Madelyn R. Creedon spoke to a Stimson Center gathering whose audience included analysts focused on the question of deterrence in space. The center released a publication this week titled “Anti-satellite Weapons, Deterrence and Sino-American Space Relations,” presenting a number of essays examining various perspectives on space deterrence.
Creedon noted that in Defense Department parlance, deterrence is “the prevention of action by the existence of a credible threat of unacceptable counteraction and/or the belief that the cost of action outweighs the perceived benefits.” In other words, she said, if deterrence is effective, an adversary has or believes he has more to lose than to gain by attacking.
Deterrence remains a core defense strategy for the United States, she added, and the nation’s nuclear deterrent is “still alive and well.”
Creedon acknowledged that one classic approach to considering space deterrence -- that is, preventing potential enemies from attacking U.S. or partner satellites and other military or economic assets in space -- is to try to apply lessons learned during the Cold War. Then, the United States and the Soviet Union kept an uneasy diplomatic truce and piled up enough nuclear weapons to guarantee mutually assured destruction.
But one flaw to comparing the two deterrent challenges, she said, is that an attack that disables a satellite, unlike one from a nuclear warhead that flattens a major city, doesn’t threaten a nation’s existence. Another is that the two superpowers spent decades constructing an elaborate, mirrored, deterrent Cold War architecture and protocols, while space is still, comparatively, “the Wild West.” A third is that an attack in space or cyberspace may rely on digital rather than conventional weapons, and so could occur without warning or even detection.
“If there is an attack against a space asset, it isn’t visible,” she said. “You can’t watch it on CNN, and unless you’re directly affected by the capability that the space assets provide, you’re probably completely oblivious that the attack happened.”
She said DOD is developing and implementing what safeguards it can implement in space using four mutually supportive elements to deter others from taking action against U.S. assets:
-- Working to internationalize norms and establish a code of conduct to enhance stability;
-- Building coalitions to enhance security;
-- Adding resilience to U.S. space architectures; and
-- Preparing for an attack on U.S. and allied space assets using defenses “not necessarily in space.”
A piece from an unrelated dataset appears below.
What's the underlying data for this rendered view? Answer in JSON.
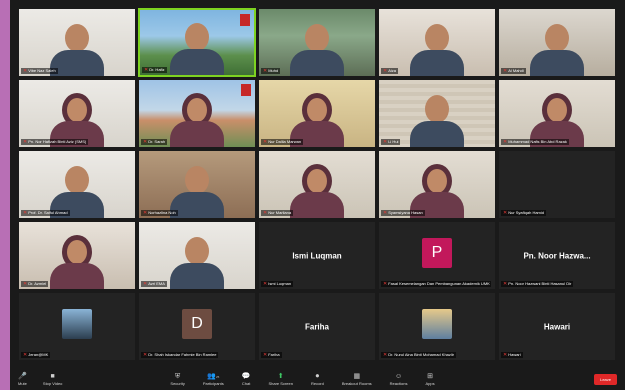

“We believe this four-element approach … will bolster deterrence,” Creedon said.
The department is working with the State Department and international partners to define elements of good behavior in space, she said. “States must remain committed to enhance the welfare of humankind by cooperating with others to maintain the long-term sustainability, safety, security and stability of the outer-space environment,” she added.
Creedon said work is underway to build deterrent coalitions and increase space awareness. She said the “Five Eyes” nations, which include the United States, United Kingdom, Canada, Australia and New Zealand, are extending their intelligence cooperation to expand their collective space situational awareness.
“The more we all know about what’s going on in space, and the more we can all share with each other about what’s going on in space, [the better we can] we establish a … deterrent environment so that no one can do something and get away with it,” she said.
The United States is meanwhile working to lower the benefit to potential attackers by employing more satellites, participating in satellite constellations with other countries and purchasing payload space on commercial satellites when feasible.
Creedon said the U.S. approach to space deterrence is similar to its strategy in any domain: take “prudent preparations to survive, and to operate through, and, hopefully, prevail in any conflict.”